Jason was sent to Fort Jackson, SC, for basic training where he spent two months during which time “not a single day went by where we weren’t training in less than 100 degree heat,” he relates. But, he adds that it was a good experience where he learned discipline, tolerance, and patience. He adds that he “became a better man from it.” (He quips that the army motto is “hurry up and wait.”)
When Jason completed his basic training, he was sent to Fort Gordon, GA, where he completed his AIT School. He spent six months learning his job as a “Special Equipment Repairer,” studying computer sciences and hand-on-hand training for repairing electronics. His job includes working on radios, weapons optics, and night vision optics. He says that he loves this type of work.
After his six months at AIT, Jason was sent to airborne school at Fort Benning to learn how to jump out of planes. He spent three straight weeks of “constant running and getting all of my training grilled into my head for over 12 hours a day for three weeks straight.” He adds that the grueling training was worth it, as, after those three weeks, he had earned his jump wings.

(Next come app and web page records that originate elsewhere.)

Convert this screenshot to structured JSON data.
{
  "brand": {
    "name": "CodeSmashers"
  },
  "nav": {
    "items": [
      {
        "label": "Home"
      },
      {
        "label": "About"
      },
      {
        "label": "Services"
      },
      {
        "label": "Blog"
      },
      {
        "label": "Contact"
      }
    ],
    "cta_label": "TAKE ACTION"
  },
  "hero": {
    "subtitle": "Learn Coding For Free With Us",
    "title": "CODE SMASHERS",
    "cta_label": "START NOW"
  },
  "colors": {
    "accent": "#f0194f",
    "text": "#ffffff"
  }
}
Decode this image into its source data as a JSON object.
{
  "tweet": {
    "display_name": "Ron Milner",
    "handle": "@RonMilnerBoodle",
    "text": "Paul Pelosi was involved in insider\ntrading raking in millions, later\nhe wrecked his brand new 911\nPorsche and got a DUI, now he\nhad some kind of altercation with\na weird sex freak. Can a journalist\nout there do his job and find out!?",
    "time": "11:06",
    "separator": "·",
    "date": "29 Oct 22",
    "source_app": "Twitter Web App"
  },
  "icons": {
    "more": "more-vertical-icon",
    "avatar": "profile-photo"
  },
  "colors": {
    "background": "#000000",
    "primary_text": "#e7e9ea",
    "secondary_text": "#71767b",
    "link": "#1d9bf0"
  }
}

From airborne school, John was fortunate to get selected to go to a non conventional unit, 5th Special Forces Group, not as Special Forces, but to train and support all the Green Berets and Special Forces men within the unit. Being in a SF unit, Jason has the opportunity to work on an extremely larger scale of equipment than his counterparts in the regular, conventional army do. He gets to work on thousands of different electronics yearly, and he takes pride in his work because everything he personally works on “goes down range and is used by the special forces teams themselves,” he proudly explains.

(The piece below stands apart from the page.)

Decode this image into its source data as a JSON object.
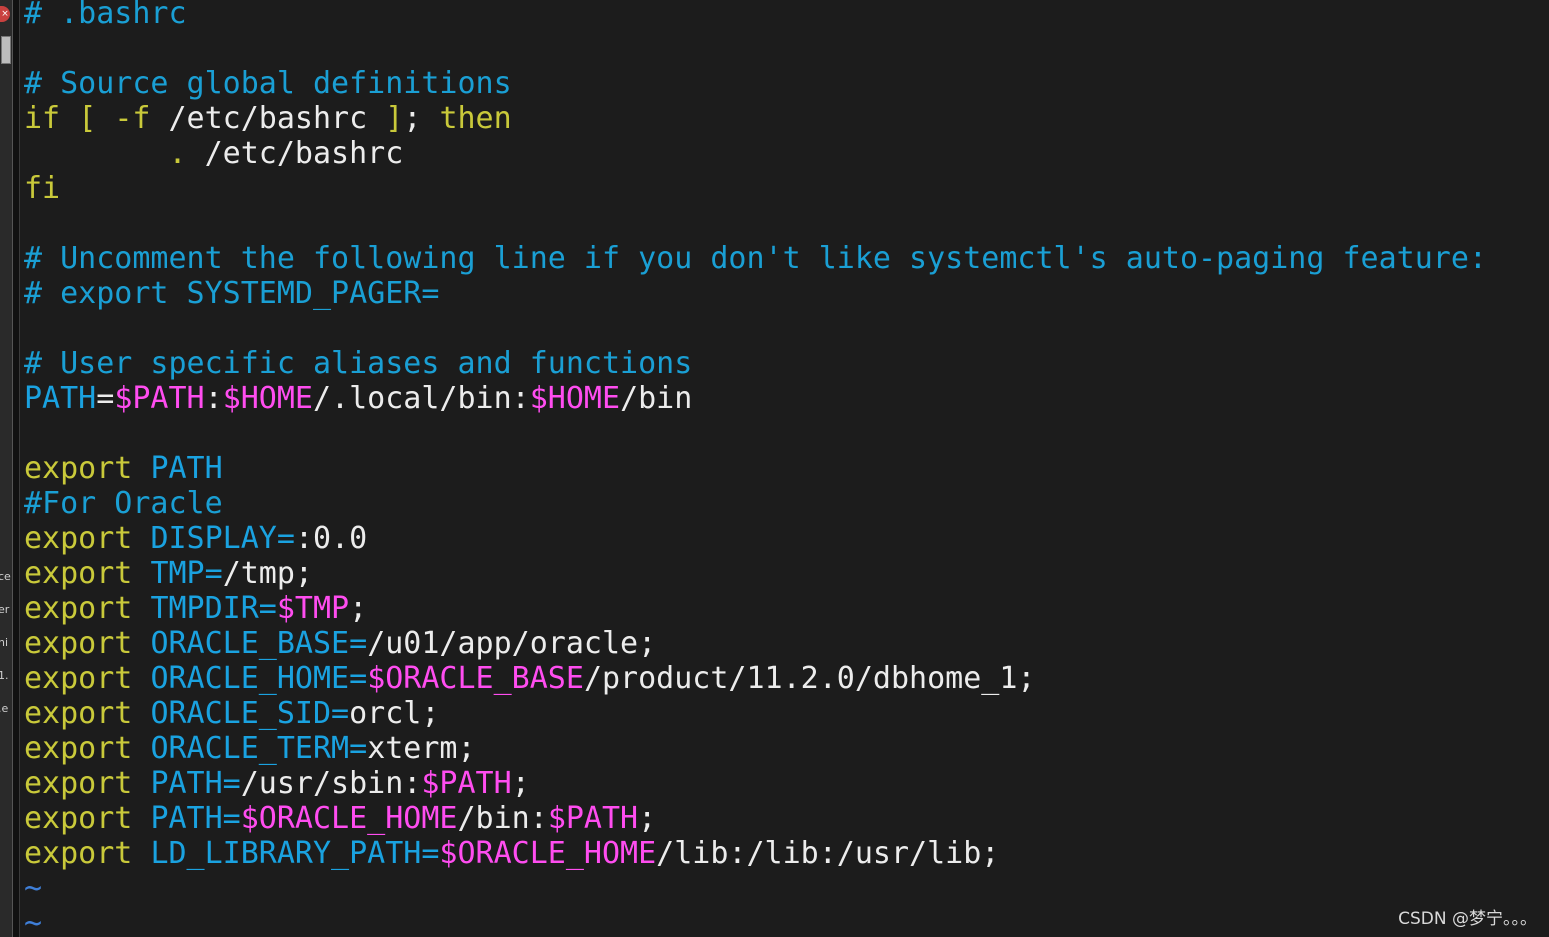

At this time, Jason is in his fourth year in the army and is on his first deployment in the Middle East. That deployment began with a month and a half spent in Syria before being sent to Iraq. There, he is finishing out his last few months before rotating back to the States. He will be ready. In his current work, his hours are 9-12, 7 days a week, 6-7 months straight, which he admits is pretty exhausting. He says, cryptically, “I’m not allowed to go into detail about what it is I do or what my unit does out here, but just know our schedule is constant.”
Jason’s main awards to date: the National Defense Ribbon, the Army Service Ribbon, the Overseas Service Ribbon, the Parachutist Badge, and the Expert Shooters Badge. Jason’s current rank is Specialist or E-4.